Exactly as written, output each record given below.

*** Opening of RECORDS PROVIDED ***

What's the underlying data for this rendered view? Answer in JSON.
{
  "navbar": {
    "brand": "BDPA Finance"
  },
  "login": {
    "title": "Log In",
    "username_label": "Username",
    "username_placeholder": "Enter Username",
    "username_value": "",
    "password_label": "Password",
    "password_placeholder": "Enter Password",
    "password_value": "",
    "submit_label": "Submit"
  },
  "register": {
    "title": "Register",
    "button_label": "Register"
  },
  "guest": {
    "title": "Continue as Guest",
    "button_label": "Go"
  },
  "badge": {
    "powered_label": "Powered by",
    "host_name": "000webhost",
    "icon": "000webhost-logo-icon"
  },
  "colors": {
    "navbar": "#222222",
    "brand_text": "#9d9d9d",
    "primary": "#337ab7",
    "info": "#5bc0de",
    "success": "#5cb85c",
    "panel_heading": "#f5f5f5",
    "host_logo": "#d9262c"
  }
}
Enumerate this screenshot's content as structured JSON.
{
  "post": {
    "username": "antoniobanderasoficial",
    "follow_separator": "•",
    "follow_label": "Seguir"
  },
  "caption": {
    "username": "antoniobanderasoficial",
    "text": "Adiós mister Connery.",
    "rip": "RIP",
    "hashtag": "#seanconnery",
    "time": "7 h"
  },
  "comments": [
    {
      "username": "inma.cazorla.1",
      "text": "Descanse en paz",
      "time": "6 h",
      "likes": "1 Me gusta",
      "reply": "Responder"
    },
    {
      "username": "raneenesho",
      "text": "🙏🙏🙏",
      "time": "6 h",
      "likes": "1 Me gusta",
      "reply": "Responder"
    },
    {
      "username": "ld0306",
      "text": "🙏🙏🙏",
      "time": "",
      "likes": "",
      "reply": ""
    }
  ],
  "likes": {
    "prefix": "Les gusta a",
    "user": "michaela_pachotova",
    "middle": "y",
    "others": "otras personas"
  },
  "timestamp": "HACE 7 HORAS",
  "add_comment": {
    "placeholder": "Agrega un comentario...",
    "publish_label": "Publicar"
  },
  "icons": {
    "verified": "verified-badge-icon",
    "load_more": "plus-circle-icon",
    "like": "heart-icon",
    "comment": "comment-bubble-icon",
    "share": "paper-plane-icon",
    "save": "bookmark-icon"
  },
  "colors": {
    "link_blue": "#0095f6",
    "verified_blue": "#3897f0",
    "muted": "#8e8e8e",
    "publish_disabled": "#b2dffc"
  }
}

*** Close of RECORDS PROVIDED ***

* [YOUR SOLUTION]:
What's the underlying data for this rendered view? Answer in JSON.
{
  "navbar": {
    "brand": "BDPA Finance"
  },
  "login": {
    "title": "Log In",
    "username_label": "Username",
    "username_placeholder": "Enter Username",
    "username_value": "",
    "password_label": "Password",
    "password_placeholder": "Enter Password",
    "password_value": "",
    "submit_label": "Submit"
  },
  "register": {
    "title": "Register",
    "button_label": "Register"
  },
  "guest": {
    "title": "Continue as Guest",
    "button_label": "Go"
  },
  "badge": {
    "powered_label": "Powered by",
    "host_name": "000webhost",
    "icon": "000webhost-logo-icon"
  },
  "colors": {
    "navbar": "#222222",
    "brand_text": "#9d9d9d",
    "primary": "#337ab7",
    "info": "#5bc0de",
    "success": "#5cb85c",
    "panel_heading": "#f5f5f5",
    "host_logo": "#d9262c"
  }
}
Enumerate this screenshot's content as structured JSON.
{
  "post": {
    "username": "antoniobanderasoficial",
    "follow_separator": "•",
    "follow_label": "Seguir"
  },
  "caption": {
    "username": "antoniobanderasoficial",
    "text": "Adiós mister Connery.",
    "rip": "RIP",
    "hashtag": "#seanconnery",
    "time": "7 h"
  },
  "comments": [
    {
      "username": "inma.cazorla.1",
      "text": "Descanse en paz",
      "time": "6 h",
      "likes": "1 Me gusta",
      "reply": "Responder"
    },
    {
      "username": "raneenesho",
      "text": "🙏🙏🙏",
      "time": "6 h",
      "likes": "1 Me gusta",
      "reply": "Responder"
    },
    {
      "username": "ld0306",
      "text": "🙏🙏🙏",
      "time": "",
      "likes": "",
      "reply": ""
    }
  ],
  "likes": {
    "prefix": "Les gusta a",
    "user": "michaela_pachotova",
    "middle": "y",
    "others": "otras personas"
  },
  "timestamp": "HACE 7 HORAS",
  "add_comment": {
    "placeholder": "Agrega un comentario...",
    "publish_label": "Publicar"
  },
  "icons": {
    "verified": "verified-badge-icon",
    "load_more": "plus-circle-icon",
    "like": "heart-icon",
    "comment": "comment-bubble-icon",
    "share": "paper-plane-icon",
    "save": "bookmark-icon"
  },
  "colors": {
    "link_blue": "#0095f6",
    "verified_blue": "#3897f0",
    "muted": "#8e8e8e",
    "publish_disabled": "#b2dffc"
  }
}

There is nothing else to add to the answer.